+++ Records for processing
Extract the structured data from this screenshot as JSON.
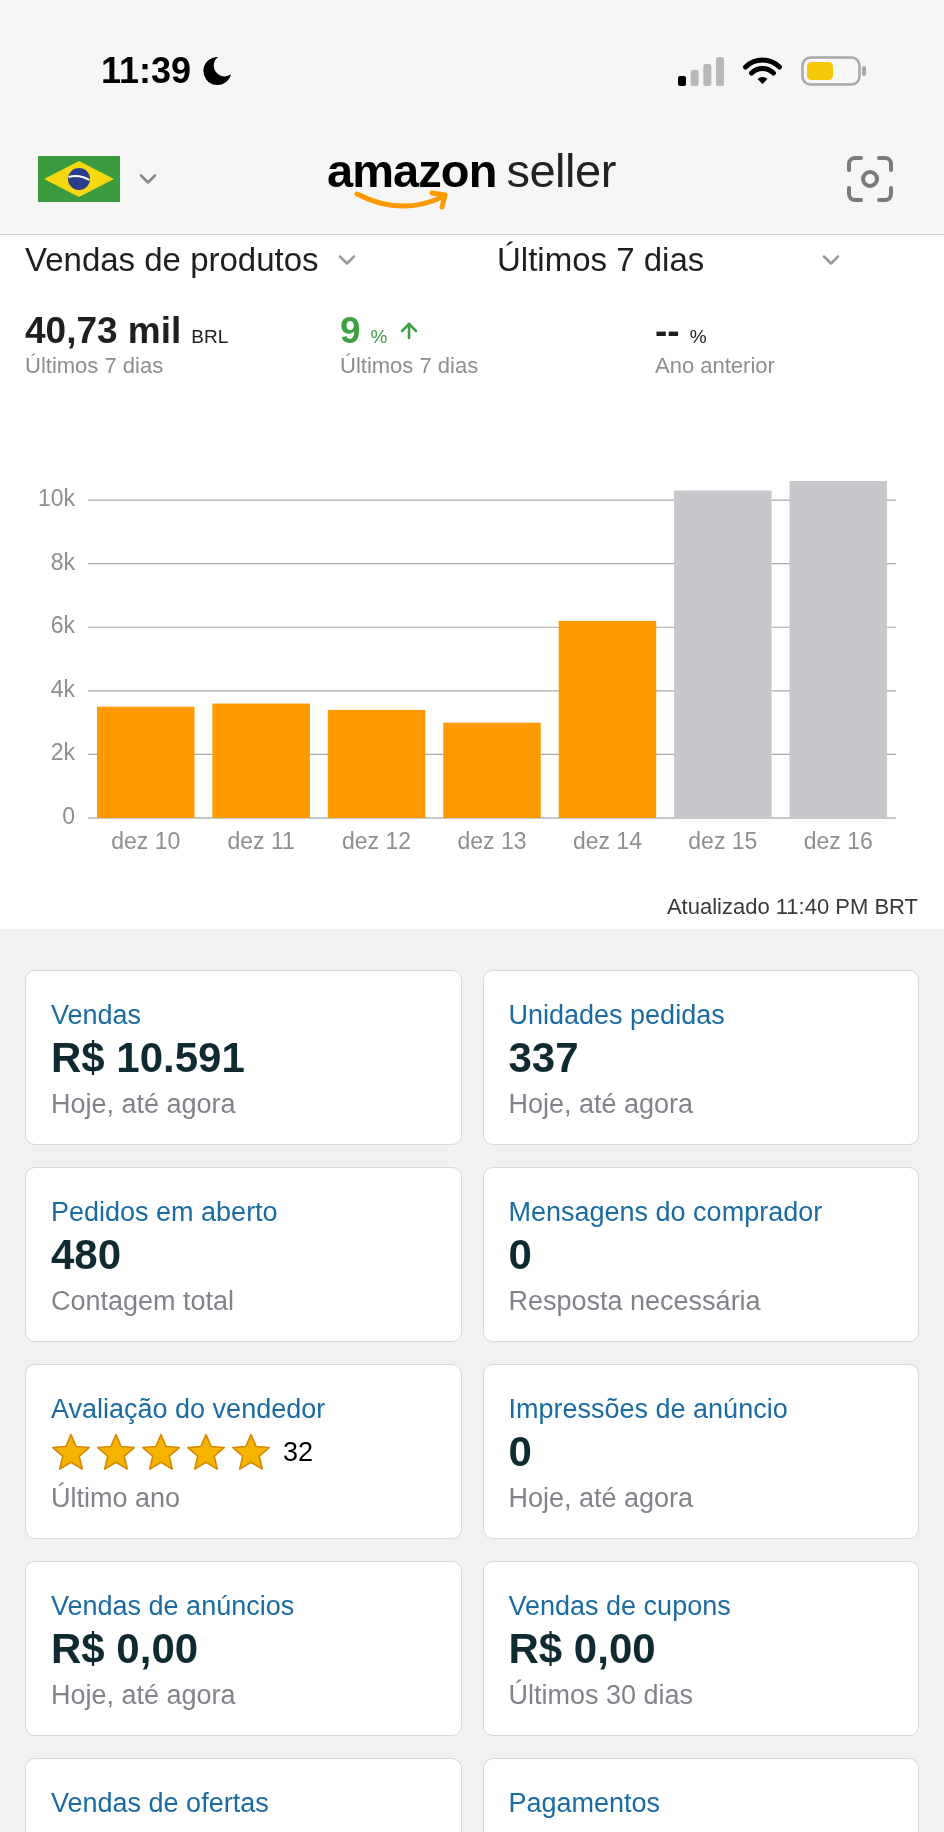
{
  "status_bar": {
    "time": "11:39"
  },
  "header": {
    "logo": {
      "brand": "amazon",
      "product": "seller"
    }
  },
  "report": {
    "metric_selector": "Vendas de produtos",
    "period_selector": "Últimos 7 dias",
    "stats": [
      {
        "value": "40,73 mil",
        "unit": "BRL",
        "caption": "Últimos 7 dias",
        "rising": false
      },
      {
        "value": "9",
        "unit": "%",
        "caption": "Últimos 7 dias",
        "rising": true
      },
      {
        "value": "--",
        "unit": "%",
        "caption": "Ano anterior",
        "rising": false
      }
    ],
    "chart_data": {
      "type": "bar",
      "categories": [
        "dez 10",
        "dez 11",
        "dez 12",
        "dez 13",
        "dez 14",
        "dez 15",
        "dez 16"
      ],
      "series": [
        {
          "color": "#ff9a00",
          "values": [
            3500,
            3600,
            3400,
            3000,
            6200,
            null,
            null
          ]
        },
        {
          "color": "#c7c7cc",
          "values": [
            null,
            null,
            null,
            null,
            null,
            10300,
            10600
          ]
        }
      ],
      "grid": true,
      "ylim": [
        0,
        10600
      ],
      "yticks": [
        {
          "value": 0,
          "label": "0"
        },
        {
          "value": 2000,
          "label": "2k"
        },
        {
          "value": 4000,
          "label": "4k"
        },
        {
          "value": 6000,
          "label": "6k"
        },
        {
          "value": 8000,
          "label": "8k"
        },
        {
          "value": 10000,
          "label": "10k"
        }
      ]
    },
    "updated": "Atualizado 11:40 PM BRT"
  },
  "cards": [
    {
      "kind": "value",
      "title": "Vendas",
      "value": "R$ 10.591",
      "caption": "Hoje, até agora"
    },
    {
      "kind": "value",
      "title": "Unidades pedidas",
      "value": "337",
      "caption": "Hoje, até agora"
    },
    {
      "kind": "value",
      "title": "Pedidos em aberto",
      "value": "480",
      "caption": "Contagem total"
    },
    {
      "kind": "value",
      "title": "Mensagens do comprador",
      "value": "0",
      "caption": "Resposta necessária"
    },
    {
      "kind": "rating",
      "title": "Avaliação do vendedor",
      "stars": 5,
      "count": "32",
      "caption": "Último ano"
    },
    {
      "kind": "value",
      "title": "Impressões de anúncio",
      "value": "0",
      "caption": "Hoje, até agora"
    },
    {
      "kind": "value",
      "title": "Vendas de anúncios",
      "value": "R$ 0,00",
      "caption": "Hoje, até agora"
    },
    {
      "kind": "value",
      "title": "Vendas de cupons",
      "value": "R$ 0,00",
      "caption": "Últimos 30 dias"
    },
    {
      "kind": "value",
      "title": "Vendas de ofertas"
    },
    {
      "kind": "value",
      "title": "Pagamentos"
    }
  ]
}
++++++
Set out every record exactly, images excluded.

#### Exercise solution:
Extract the structured data from this screenshot as JSON.
{
  "status_bar": {
    "time": "11:39"
  },
  "header": {
    "logo": {
      "brand": "amazon",
      "product": "seller"
    }
  },
  "report": {
    "metric_selector": "Vendas de produtos",
    "period_selector": "Últimos 7 dias",
    "stats": [
      {
        "value": "40,73 mil",
        "unit": "BRL",
        "caption": "Últimos 7 dias",
        "rising": false
      },
      {
        "value": "9",
        "unit": "%",
        "caption": "Últimos 7 dias",
        "rising": true
      },
      {
        "value": "--",
        "unit": "%",
        "caption": "Ano anterior",
        "rising": false
      }
    ],
    "chart_data": {
      "type": "bar",
      "categories": [
        "dez 10",
        "dez 11",
        "dez 12",
        "dez 13",
        "dez 14",
        "dez 15",
        "dez 16"
      ],
      "series": [
        {
          "color": "#ff9a00",
          "values": [
            3500,
            3600,
            3400,
            3000,
            6200,
            null,
            null
          ]
        },
        {
          "color": "#c7c7cc",
          "values": [
            null,
            null,
            null,
            null,
            null,
            10300,
            10600
          ]
        }
      ],
      "grid": true,
      "ylim": [
        0,
        10600
      ],
      "yticks": [
        {
          "value": 0,
          "label": "0"
        },
        {
          "value": 2000,
          "label": "2k"
        },
        {
          "value": 4000,
          "label": "4k"
        },
        {
          "value": 6000,
          "label": "6k"
        },
        {
          "value": 8000,
          "label": "8k"
        },
        {
          "value": 10000,
          "label": "10k"
        }
      ]
    },
    "updated": "Atualizado 11:40 PM BRT"
  },
  "cards": [
    {
      "kind": "value",
      "title": "Vendas",
      "value": "R$ 10.591",
      "caption": "Hoje, até agora"
    },
    {
      "kind": "value",
      "title": "Unidades pedidas",
      "value": "337",
      "caption": "Hoje, até agora"
    },
    {
      "kind": "value",
      "title": "Pedidos em aberto",
      "value": "480",
      "caption": "Contagem total"
    },
    {
      "kind": "value",
      "title": "Mensagens do comprador",
      "value": "0",
      "caption": "Resposta necessária"
    },
    {
      "kind": "rating",
      "title": "Avaliação do vendedor",
      "stars": 5,
      "count": "32",
      "caption": "Último ano"
    },
    {
      "kind": "value",
      "title": "Impressões de anúncio",
      "value": "0",
      "caption": "Hoje, até agora"
    },
    {
      "kind": "value",
      "title": "Vendas de anúncios",
      "value": "R$ 0,00",
      "caption": "Hoje, até agora"
    },
    {
      "kind": "value",
      "title": "Vendas de cupons",
      "value": "R$ 0,00",
      "caption": "Últimos 30 dias"
    },
    {
      "kind": "value",
      "title": "Vendas de ofertas"
    },
    {
      "kind": "value",
      "title": "Pagamentos"
    }
  ]
}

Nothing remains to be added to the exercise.